Tories caught out on schools catch-up

Kevan Collins speaking with students at Mulberry Academy, Shoreditch, in London's Tower Hamlets

Dave Lister on how penny pinching provoked the resignation of top government commissar

The appointment of Sir Kevan Collins as Education Recovery Commissar arose from the concern that children from less well-off families had found it harder to make normal educational progress during the pandemic than their more comfortably off peers. A DfE report calculated that this was “equivalent to undoing between one-third and two-thirds of the progress made in the last decade in closing the disadvantage gap in primary schools” and, as a result of the further disruption caused by the most recent school closures, the gap could widen even further. Boris Johnson was in no doubt about the urgency of this situation. “I am absolutely determined”, he said, “that no child will be left behind as a result of the pandemic”.

So Sir Kevan was appointed to the accompaniment of fanfares from the Government. He was a former teacher, Director of Children’s Services and then Chief Executive in Tower Hamlets, they pointed out, and most recently Chief Executive of the Education Endowment Foundation. He then began working towards recommending an extension of the school day and the organisation of summer schools to help those children who had regressed to catch up on their missed learning. He talked about using online learning, supporting teachers in their professional development and summer schools for new year 7 children, focusing on improving their reading skills, but emphasised that they needed to be engaging and motivating for young people and not a big turn-off (my words). Whilst Government ministers were probably envisaging that the extra tutoring and summer activities would mainly address reading and maths, Sir Kevan saw the importance of a broader curriculum and wanted sport, music and the arts generally to be covered also. None of this could be delivered effectively without substantial funding, it should be noted.

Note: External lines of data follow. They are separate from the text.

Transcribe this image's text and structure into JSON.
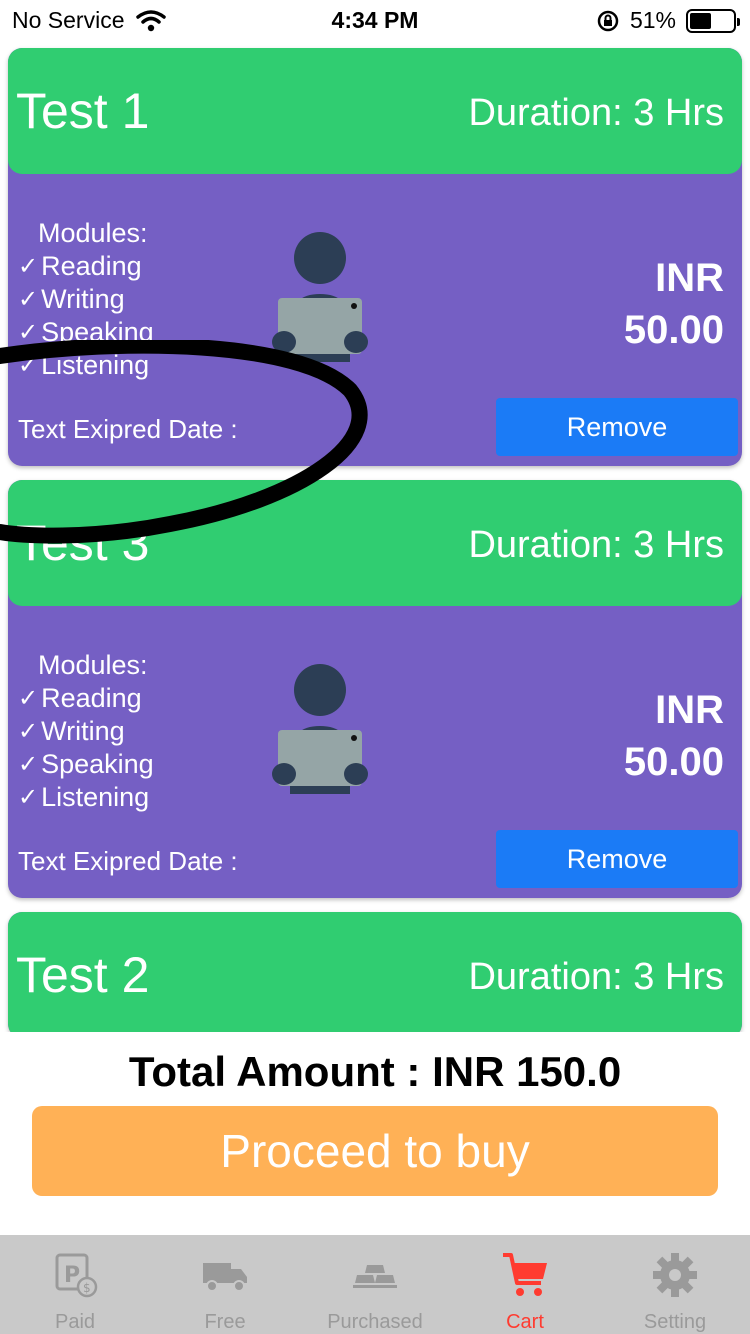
{
  "status_bar": {
    "carrier": "No Service",
    "time": "4:34 PM",
    "battery_text": "51%",
    "battery_level": 0.51
  },
  "cards": [
    {
      "title": "Test 1",
      "duration": "Duration: 3 Hrs",
      "modules_title": "Modules:",
      "modules": [
        "Reading",
        "Writing",
        "Speaking",
        "Listening"
      ],
      "currency": "INR",
      "amount": "50.00",
      "expired_label": "Text Exipred Date :",
      "remove_label": "Remove"
    },
    {
      "title": "Test 3",
      "duration": "Duration: 3 Hrs",
      "modules_title": "Modules:",
      "modules": [
        "Reading",
        "Writing",
        "Speaking",
        "Listening"
      ],
      "currency": "INR",
      "amount": "50.00",
      "expired_label": "Text Exipred Date :",
      "remove_label": "Remove"
    },
    {
      "title": "Test 2",
      "duration": "Duration: 3 Hrs"
    }
  ],
  "footer": {
    "total": "Total Amount : INR 150.0",
    "proceed_label": "Proceed to buy"
  },
  "tabs": [
    {
      "label": "Paid",
      "icon": "paid-icon"
    },
    {
      "label": "Free",
      "icon": "free-truck-icon"
    },
    {
      "label": "Purchased",
      "icon": "gold-bars-icon"
    },
    {
      "label": "Cart",
      "icon": "cart-icon",
      "active": true
    },
    {
      "label": "Setting",
      "icon": "gear-icon"
    }
  ],
  "colors": {
    "card_header": "#30cd71",
    "card_body": "#755fc4",
    "remove_button": "#1b7bf6",
    "buy_button": "#ffb156",
    "active_tab": "#ff3b30"
  }
}
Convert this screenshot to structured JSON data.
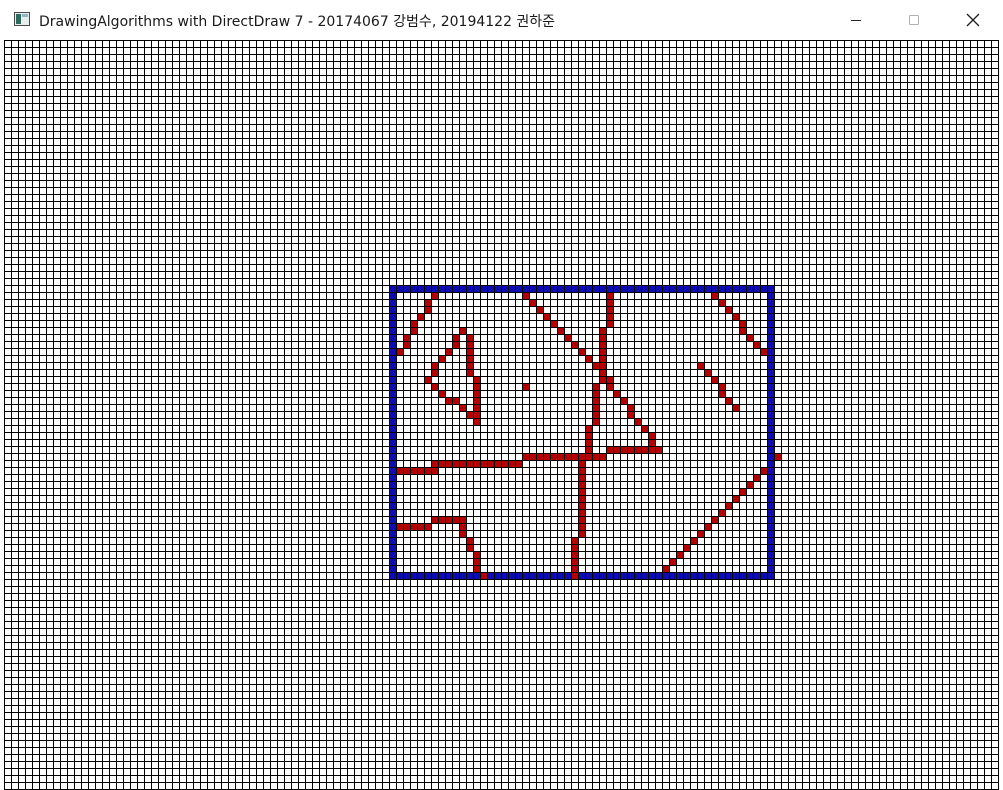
{
  "window": {
    "title": "DrawingAlgorithms with DirectDraw 7 - 20174067 강범수, 20194122 권하준",
    "icon": "app-window-icon",
    "controls": [
      "minimize",
      "maximize",
      "close"
    ]
  },
  "canvas": {
    "grid_color": "#000000",
    "background": "#ffffff",
    "pixel_grid_cell": "7px",
    "rectangle_color": "#0c0cb0",
    "line_color": "#b40000"
  }
}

Then came the bombshell for the Government. Their celebrated Commissar resigned in protest at a funding package he described as falling “far short of what was needed… A half-hearted approach risking failing hundreds of thousands of pupils”. It appears that he was calling for a package costed at £15 billion whilst the Government was offering a comparatively paltry £1.4 billion. Yet a little over six months earlier they had unfurled a £16.5 billion programme of military spending, which was in addition to their commitment to increase military spending by 0.5% annually. This was their priority. Not catch-up, or foreign aid for that matter. Labour’s shadow education secretary Kate Green commented that Sir Kevan’s resignation was “a damning indictment of the Conservatives’ education catch-up plan… He was brought in by Boris Johnson because of his experience and expertise in education, but the Government has thrown out his ideas as soon as it came to stumping up the money needed to deliver them”.

There are, however, some broader issues to consider. Some people in the education world have questioned whether the emphasis should be on additional hours of learning and summer schools at this stage rather than focusing on children’s wellbeing and support for their mental health. Playing with their friends should be the priority, not swotting up on missed learning. An article in the Times Educational Supplement also questioned the value of additional after school classes, arguing that children learn best in the morning and by the end of the school day are taking in less and less information. These points need to be balanced against the genuine concern that children from more deprived backgrounds have lost out on the learning progress that they would have made in usual circumstances. It would also be interesting to know the extent to which schools are tackling this issue by interventions during the normal school day.

Another controversy has emerged as the Government has assured secondary schools that it is now safe for children to remove their masks. Teaching and non-teaching unions have opposed this based on data from the Office for National Statistics, which showed that secondary-age children had the highest rate of Covid-19 infection of any age group in the week ending 29th May. In Bolton, almost one in three secondary pupils were absent because of Covid in the same week.

Meanwhile the hapless Secretary of State for Education, Gavin Williamson, continues in post despite all his failures. Angela Eagle asked: “Why are the Secretary of State’s powers of persuasion so inadequate that he has only been able to persuade the Chancellor to fund a mere tenth of Sir Kevan Collins’s admirable catch-up plan?” The question remains unanswered.

Leave a comment...

This site uses Akismet to reduce spam. Learn how your comment data is processed.